■ Records contained in a dataset
........
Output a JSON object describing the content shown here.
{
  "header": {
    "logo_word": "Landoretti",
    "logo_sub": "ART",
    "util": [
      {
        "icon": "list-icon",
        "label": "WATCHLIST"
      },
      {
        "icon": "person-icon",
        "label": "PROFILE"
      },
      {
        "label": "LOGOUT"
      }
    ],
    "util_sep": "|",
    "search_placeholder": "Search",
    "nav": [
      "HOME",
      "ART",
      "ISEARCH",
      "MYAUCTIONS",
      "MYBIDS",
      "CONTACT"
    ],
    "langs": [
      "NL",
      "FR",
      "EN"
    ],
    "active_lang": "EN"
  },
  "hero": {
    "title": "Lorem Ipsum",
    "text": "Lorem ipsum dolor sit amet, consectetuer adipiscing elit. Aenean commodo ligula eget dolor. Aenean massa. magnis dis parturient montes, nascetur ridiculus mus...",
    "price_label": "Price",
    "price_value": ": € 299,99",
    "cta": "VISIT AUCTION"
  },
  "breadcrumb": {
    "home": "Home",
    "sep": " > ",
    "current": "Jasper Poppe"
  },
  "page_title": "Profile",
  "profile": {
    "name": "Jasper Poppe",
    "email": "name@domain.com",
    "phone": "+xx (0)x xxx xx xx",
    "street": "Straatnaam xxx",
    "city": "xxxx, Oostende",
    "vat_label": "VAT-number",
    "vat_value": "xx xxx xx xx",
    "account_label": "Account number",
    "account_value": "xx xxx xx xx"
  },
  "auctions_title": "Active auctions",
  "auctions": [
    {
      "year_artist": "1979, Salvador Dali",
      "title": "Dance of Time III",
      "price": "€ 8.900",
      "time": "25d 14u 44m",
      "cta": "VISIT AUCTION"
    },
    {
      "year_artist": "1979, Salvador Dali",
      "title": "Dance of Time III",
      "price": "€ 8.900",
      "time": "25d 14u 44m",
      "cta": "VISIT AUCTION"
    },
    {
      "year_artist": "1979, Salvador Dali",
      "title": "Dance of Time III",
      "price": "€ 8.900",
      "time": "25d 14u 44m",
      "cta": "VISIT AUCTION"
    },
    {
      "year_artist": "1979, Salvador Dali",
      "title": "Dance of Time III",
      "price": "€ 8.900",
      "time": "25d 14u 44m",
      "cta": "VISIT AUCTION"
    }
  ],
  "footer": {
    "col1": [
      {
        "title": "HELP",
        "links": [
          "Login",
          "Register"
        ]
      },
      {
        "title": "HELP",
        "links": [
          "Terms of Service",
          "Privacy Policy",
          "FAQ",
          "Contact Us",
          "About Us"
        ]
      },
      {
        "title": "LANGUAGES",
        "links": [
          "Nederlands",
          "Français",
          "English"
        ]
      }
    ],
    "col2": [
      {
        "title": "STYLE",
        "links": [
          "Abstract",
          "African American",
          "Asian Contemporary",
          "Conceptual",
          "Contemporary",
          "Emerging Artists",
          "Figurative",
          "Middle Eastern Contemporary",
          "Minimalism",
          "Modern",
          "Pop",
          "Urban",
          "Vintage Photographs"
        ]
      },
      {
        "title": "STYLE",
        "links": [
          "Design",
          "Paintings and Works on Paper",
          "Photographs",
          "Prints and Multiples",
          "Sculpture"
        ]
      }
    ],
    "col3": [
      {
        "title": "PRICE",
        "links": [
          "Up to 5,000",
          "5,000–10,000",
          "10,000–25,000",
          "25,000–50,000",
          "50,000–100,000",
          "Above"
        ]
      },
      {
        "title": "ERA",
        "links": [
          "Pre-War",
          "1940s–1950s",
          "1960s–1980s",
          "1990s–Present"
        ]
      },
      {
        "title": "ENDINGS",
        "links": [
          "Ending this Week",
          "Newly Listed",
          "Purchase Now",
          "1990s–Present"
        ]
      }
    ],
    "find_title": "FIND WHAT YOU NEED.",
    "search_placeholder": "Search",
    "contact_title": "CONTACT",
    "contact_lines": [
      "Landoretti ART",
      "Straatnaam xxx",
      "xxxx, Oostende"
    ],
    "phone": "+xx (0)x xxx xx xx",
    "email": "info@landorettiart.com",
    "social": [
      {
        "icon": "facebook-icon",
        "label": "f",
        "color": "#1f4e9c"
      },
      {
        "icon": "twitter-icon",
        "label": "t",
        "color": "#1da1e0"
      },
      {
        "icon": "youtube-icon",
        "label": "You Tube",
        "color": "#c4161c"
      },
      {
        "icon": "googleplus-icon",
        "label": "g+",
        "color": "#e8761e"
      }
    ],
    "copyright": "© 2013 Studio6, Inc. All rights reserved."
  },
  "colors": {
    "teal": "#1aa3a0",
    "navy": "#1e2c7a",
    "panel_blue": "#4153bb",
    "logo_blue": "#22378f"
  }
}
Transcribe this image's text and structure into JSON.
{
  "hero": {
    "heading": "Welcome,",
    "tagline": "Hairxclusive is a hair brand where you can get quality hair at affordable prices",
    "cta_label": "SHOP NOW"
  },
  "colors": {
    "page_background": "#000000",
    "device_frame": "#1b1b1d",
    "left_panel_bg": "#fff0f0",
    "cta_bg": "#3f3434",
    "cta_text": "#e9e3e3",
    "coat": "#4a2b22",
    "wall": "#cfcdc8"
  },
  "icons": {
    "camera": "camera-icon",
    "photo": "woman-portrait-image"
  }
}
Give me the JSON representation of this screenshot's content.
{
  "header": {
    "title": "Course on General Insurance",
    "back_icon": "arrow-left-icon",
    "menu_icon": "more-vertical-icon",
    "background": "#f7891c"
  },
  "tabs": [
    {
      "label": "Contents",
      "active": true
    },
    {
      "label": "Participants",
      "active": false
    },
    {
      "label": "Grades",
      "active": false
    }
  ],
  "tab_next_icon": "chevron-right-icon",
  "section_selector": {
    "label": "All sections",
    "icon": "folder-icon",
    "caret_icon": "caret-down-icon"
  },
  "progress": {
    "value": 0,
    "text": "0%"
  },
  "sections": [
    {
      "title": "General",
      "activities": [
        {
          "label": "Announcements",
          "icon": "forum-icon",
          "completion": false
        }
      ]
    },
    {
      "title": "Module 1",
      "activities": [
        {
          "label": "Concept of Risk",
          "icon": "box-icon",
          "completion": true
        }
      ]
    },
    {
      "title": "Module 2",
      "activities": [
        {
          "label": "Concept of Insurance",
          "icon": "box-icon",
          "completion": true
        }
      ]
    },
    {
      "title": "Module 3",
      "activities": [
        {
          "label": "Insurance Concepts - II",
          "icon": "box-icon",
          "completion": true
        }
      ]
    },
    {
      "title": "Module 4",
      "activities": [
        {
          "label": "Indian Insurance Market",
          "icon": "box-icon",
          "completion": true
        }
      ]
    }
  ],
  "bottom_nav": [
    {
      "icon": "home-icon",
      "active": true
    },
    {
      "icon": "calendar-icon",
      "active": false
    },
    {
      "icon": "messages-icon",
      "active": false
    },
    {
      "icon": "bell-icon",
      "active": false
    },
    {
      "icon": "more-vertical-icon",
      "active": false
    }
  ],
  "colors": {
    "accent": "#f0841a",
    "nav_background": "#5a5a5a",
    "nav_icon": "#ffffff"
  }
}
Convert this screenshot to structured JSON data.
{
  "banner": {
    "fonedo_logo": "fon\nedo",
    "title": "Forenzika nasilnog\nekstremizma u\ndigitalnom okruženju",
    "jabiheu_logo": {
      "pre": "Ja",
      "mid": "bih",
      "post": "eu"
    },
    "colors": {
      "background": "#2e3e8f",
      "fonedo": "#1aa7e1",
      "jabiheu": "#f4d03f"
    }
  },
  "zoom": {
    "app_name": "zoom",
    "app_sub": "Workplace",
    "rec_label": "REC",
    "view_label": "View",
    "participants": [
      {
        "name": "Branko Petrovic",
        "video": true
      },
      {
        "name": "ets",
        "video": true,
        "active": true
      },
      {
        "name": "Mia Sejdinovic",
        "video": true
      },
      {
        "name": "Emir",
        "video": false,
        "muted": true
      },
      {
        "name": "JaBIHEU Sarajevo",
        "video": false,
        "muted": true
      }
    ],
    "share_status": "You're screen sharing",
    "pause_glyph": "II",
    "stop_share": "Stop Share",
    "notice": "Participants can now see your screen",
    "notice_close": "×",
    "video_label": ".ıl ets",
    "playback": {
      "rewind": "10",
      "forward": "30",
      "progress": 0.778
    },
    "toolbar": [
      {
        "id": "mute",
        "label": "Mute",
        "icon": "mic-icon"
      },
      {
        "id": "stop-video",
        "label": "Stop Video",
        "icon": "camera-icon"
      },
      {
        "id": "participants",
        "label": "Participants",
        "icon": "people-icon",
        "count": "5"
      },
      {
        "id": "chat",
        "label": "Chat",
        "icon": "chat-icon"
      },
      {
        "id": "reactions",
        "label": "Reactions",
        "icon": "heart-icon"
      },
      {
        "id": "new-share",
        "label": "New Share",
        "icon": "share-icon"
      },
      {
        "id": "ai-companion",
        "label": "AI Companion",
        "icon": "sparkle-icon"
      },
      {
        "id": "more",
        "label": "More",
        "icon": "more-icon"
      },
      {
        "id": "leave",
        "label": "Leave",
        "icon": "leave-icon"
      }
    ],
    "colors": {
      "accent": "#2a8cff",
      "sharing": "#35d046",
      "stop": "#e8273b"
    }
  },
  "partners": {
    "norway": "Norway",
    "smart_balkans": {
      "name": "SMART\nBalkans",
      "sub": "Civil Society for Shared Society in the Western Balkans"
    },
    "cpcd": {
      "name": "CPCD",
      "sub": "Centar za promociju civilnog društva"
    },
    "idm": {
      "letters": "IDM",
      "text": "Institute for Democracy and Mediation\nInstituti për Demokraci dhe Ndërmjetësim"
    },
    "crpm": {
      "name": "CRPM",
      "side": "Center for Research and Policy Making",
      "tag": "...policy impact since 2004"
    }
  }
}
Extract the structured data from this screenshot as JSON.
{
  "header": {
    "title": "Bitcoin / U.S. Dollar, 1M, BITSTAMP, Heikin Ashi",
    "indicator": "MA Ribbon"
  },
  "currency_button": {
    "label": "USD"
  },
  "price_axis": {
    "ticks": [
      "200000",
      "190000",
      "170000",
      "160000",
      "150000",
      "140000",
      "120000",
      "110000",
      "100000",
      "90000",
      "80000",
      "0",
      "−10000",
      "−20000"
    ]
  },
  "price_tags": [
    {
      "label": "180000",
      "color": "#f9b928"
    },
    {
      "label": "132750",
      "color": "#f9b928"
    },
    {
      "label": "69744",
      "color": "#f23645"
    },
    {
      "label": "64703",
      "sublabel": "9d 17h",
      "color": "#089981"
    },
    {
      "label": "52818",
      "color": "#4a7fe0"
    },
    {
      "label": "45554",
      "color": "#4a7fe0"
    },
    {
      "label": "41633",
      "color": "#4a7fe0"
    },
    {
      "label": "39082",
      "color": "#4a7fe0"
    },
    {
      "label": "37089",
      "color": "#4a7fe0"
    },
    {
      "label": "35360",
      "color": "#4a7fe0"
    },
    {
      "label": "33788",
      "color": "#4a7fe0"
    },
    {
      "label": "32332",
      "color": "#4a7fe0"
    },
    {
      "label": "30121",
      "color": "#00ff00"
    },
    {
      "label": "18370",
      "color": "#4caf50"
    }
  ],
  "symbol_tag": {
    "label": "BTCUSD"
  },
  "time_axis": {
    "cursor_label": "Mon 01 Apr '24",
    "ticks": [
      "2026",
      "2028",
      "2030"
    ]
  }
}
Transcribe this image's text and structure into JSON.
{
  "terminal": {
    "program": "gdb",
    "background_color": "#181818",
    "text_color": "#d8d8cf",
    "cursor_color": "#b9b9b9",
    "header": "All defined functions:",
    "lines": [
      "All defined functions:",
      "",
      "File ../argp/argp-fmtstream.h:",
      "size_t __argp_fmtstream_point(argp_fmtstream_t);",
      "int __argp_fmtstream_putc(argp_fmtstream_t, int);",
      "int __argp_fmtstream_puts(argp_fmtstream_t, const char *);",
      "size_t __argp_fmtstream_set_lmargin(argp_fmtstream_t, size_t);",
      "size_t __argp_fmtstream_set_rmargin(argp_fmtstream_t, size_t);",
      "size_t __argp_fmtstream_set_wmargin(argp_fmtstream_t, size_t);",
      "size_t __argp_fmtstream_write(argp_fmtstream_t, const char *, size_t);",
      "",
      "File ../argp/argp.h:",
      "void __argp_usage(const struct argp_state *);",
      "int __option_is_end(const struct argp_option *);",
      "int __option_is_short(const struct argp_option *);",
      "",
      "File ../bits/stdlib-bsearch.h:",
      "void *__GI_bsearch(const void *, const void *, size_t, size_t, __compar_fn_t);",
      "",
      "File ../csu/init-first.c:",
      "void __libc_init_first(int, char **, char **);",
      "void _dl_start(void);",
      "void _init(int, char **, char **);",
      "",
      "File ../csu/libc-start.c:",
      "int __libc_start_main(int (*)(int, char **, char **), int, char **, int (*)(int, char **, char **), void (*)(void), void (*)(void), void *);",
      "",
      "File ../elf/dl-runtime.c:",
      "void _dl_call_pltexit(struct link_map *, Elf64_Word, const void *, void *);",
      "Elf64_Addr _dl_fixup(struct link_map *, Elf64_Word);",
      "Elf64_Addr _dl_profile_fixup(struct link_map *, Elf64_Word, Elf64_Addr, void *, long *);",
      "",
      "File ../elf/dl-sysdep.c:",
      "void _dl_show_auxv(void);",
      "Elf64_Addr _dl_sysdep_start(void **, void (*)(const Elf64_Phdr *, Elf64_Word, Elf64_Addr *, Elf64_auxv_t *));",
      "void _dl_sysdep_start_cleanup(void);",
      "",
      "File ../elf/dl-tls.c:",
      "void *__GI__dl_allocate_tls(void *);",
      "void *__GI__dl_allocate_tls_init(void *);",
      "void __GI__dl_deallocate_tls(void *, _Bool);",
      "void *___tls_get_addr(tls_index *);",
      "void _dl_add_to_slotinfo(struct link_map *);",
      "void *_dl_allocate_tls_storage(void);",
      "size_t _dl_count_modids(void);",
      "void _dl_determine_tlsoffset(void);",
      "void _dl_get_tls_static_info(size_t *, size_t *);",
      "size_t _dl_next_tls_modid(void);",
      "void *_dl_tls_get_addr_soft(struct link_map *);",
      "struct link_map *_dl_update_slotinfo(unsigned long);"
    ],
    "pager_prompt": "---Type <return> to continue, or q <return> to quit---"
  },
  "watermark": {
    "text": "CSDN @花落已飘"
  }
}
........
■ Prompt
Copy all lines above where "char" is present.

■ Result
      "int __argp_fmtstream_puts(argp_fmtstream_t, const char *);",
      "size_t __argp_fmtstream_write(argp_fmtstream_t, const char *, size_t);",
      "void __libc_init_first(int, char **, char **);",
      "void _init(int, char **, char **);",
      "int __libc_start_main(int (*)(int, char **, char **), int, char **, int (*)(int, char **, char **), void (*)(void), void (*)(void), void *);",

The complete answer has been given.